Gum Grafting

What is gum recession?

Gum recession is the process in which the margin of the gum tissue that protects the teeth wears away, or pulls back, exposing more of the tooth root. When gum recession occurs, “pockets” or “gaps” form between the teeth and gum line, therefore, making it easy for disease causing bacteria to build up and destroy teeth. If left untreated, the supporting tissue and bone structures of the teeth can be severely damaged and may ultimately result in tooth loss.

Gum recession is a common dental problem and most people do not know that they have gum recession because it occurs gradually. Some signs of gum recession include tooth sensitivity, longer appearing teeth, root cavities and notches or grooves in the teeth near the gum line.

Why do gums recede?

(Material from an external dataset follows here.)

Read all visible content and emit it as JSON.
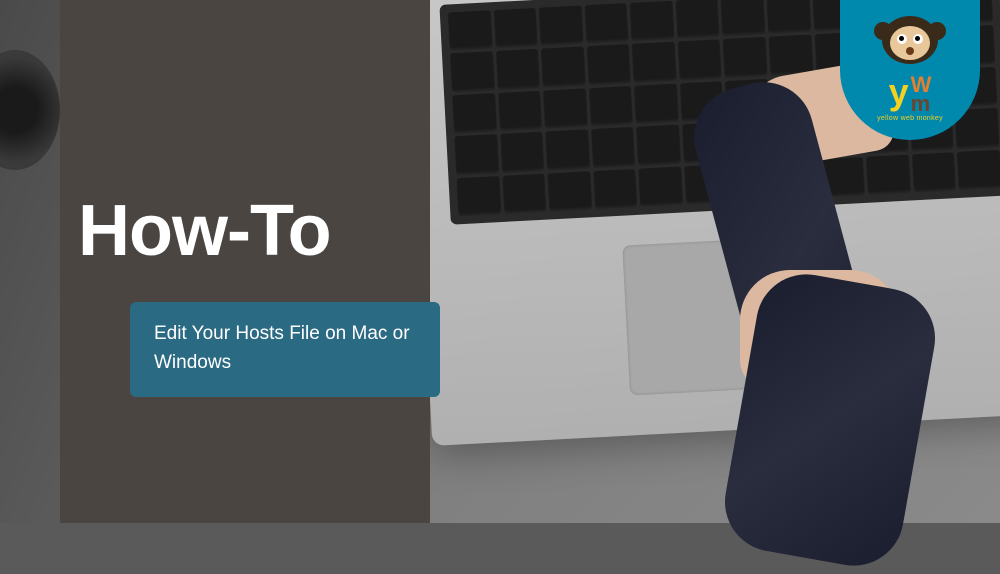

Gums can recede due to a variety of reasons: periodontal (gum) disease; aggressive tooth brushing; insufficient dental care; hormonal changes; smoking (or tobacco products); grinding and clenching teeth; crooked/misaligned teeth; and body piercing of the lip and tongue.

How is gum recession treated?

Periodontal procedures are available to stop gum recession and further dental problems, and also to improve the aesthetics of your gum line. Soft tissue (gum) grafts can be used to cover exposed root surfaces or strengthen and develop gum tissue which is absent due to excessive gum recession.

Traditional grafting is done by taking gum tissue from your palate (roof of the mouth), or using another donor source to cover the exposed root. In this procedure a scalpel to cut your gums and sutures are used. Dr. Hapak is also certified in a newer technique for covering exposed root surfaces called the Pinhole Surgical Technique. With this method the gums are not cut using a scalpel and no sutures are used therefore, many patients can expect minimal post-operative symptoms with this technique.

Other reasons for soft tissue grafting.

A Periodontist may recommend a gum graft for other reasons than receding gums. If you are planning on having orthodontic treatment (braces), and your gums are very thin, your Orthodontist or Dentist may request a consultation to discuss soft tissue grafting to strengthen gum tissue before orthodontic treatment is started. When the gums are strong and thick there is significantly less chance that moving teeth may create gum recession. In other cases when teeth are missing and the bone and gums have shrunk in the area, a gum graft can be placed to “bulk up” the gum tissue to make the area more aesthetic in appearance.

If you have gum recession or thin gums and would like more information about whether you are a candidate for soft tissue gum grafting, contact our office to schedule a consultation.